The hardest thing about insurance is getting a bill that is bigger than you expected. This is especially true when you have no accidents or tickets on your record and have been loyal to your insurance company. What is going on and why are you having to pay higher premiums? Well, sometimes insurance sucks… until you need it.
When we dive into what generates the rates you pay, your actions as a driver are only part of the equation that determines how much your premium is. Did you know that your credit history and even your zip code play a role in insurance rates?
Here are some other points to consider when you find your self asking, “Why did my premium go up?”
- The number of new vehicles on the road has gone up. Newer vehicles have complex computer systems, multiple air bags, back up sensors and cameras. What does this mean to you? It means that a common fender bender can now cost 3 times as much to repair compared to only 10 years ago.
- Low gas prices ad higher employment rates mean more people are choosing to drive over alternate means of transportation. The highest increase in drivers in 25 years was recorded in 2015. Driven annual mileage is also up by 3.5% per driver.
- Accidents are increasing. Due to distracted driving, all accidents are increasing in volume. In fact, a high majority of drivers admit to “risky behaviors” such as texting, making calls, playing with GPS, and the radio or even surfing the web. Up to 15% of drivers are considered “impaired” by drugs or alcohol during the daytime and that percentage rises at night. In 2016, deaths involving vehicles hit an all time high which is worse than 1966 when we didn’t even have seat belts.

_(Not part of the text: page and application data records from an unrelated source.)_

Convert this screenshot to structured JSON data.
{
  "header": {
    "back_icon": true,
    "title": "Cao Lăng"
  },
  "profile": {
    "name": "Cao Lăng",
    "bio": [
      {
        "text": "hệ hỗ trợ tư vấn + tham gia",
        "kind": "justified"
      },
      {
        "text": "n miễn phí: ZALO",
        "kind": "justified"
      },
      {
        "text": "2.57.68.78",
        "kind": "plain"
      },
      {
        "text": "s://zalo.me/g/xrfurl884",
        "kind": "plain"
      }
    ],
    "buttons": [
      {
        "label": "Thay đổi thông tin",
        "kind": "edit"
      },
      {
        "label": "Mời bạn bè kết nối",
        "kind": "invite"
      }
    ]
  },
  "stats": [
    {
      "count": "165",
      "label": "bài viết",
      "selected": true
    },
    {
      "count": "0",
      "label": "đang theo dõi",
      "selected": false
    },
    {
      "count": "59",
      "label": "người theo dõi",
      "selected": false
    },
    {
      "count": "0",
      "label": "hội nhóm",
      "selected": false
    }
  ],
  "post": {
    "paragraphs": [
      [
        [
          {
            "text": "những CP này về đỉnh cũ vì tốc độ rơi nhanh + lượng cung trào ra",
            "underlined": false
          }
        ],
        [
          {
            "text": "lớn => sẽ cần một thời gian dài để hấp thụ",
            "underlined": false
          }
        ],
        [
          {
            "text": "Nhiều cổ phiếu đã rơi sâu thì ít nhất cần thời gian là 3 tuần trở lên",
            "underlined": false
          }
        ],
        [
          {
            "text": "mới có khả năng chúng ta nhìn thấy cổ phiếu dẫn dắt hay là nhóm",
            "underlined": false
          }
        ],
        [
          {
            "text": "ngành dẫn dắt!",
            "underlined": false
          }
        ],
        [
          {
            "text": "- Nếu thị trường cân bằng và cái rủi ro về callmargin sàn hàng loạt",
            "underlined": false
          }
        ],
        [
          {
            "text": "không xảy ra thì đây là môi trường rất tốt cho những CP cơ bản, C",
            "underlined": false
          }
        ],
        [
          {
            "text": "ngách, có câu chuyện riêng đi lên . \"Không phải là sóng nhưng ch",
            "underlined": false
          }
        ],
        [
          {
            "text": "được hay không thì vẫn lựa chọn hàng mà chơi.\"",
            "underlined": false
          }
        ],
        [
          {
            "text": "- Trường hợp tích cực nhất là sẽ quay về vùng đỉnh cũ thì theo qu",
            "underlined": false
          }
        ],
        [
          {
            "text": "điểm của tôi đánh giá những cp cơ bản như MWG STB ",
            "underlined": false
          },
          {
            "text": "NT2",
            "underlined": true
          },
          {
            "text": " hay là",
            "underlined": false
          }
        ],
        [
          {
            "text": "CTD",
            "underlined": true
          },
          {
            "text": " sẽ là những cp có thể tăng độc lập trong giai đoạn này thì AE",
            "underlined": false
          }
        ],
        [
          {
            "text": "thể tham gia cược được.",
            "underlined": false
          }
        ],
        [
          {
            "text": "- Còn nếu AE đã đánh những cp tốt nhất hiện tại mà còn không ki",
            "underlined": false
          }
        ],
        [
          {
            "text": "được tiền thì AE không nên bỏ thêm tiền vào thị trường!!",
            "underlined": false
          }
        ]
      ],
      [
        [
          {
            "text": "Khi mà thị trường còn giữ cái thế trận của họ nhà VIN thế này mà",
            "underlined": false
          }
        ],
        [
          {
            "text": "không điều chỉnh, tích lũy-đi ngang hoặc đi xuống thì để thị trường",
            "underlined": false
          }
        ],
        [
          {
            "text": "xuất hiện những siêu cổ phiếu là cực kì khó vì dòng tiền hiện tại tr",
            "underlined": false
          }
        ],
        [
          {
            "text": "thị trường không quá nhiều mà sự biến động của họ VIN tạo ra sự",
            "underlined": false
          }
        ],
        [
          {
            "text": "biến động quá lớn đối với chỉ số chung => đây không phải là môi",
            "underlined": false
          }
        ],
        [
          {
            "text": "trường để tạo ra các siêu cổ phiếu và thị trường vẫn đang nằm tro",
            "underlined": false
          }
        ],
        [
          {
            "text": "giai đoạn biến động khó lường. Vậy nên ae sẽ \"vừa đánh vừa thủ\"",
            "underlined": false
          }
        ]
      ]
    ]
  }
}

- Medical inflation and increased claim complexity plays a big role. In a small fender bender, someone who would have simply dealt with having a sore neck is now encouraged to seek specialized medical treatment and file a claim for compensation. There are many advertisements on TV and billboards that encourage drivers to seek compensation for every little ache and pain. All those attorney’s fees add up to BIG costs for everyone.
Maybe after reading all the above you are thinking, “I don’t drive a new car and don’t engage in risk driving behavior so why do I still have to pay more?”
You may drive a 1996 Honda Accord because it is inexpensive to own, drive and fix, but your Honda is also capable of totaling a 2017 Range Rover. Now that would be an expensive bill no matter who is at fault. The fact that the expensive luxury car can be totaled by your inexpensive vehicle is exactly the reason that the insurance companies a have to take into account all cars and all vehicles into consideration when they create their rates. As long as your car drives the same roads as that Range Rover, you and the other driver will both be a key part of the same rate and price equation.
If there is one thing anyone can take away from this: Keep your auto insurance current and talk with an agent about the right needs for coverage to ensure that you will have a safety net if something happens. Accident survivors will tell you that having auto insurance coverage when they needed it was more valuable that they could have imagined.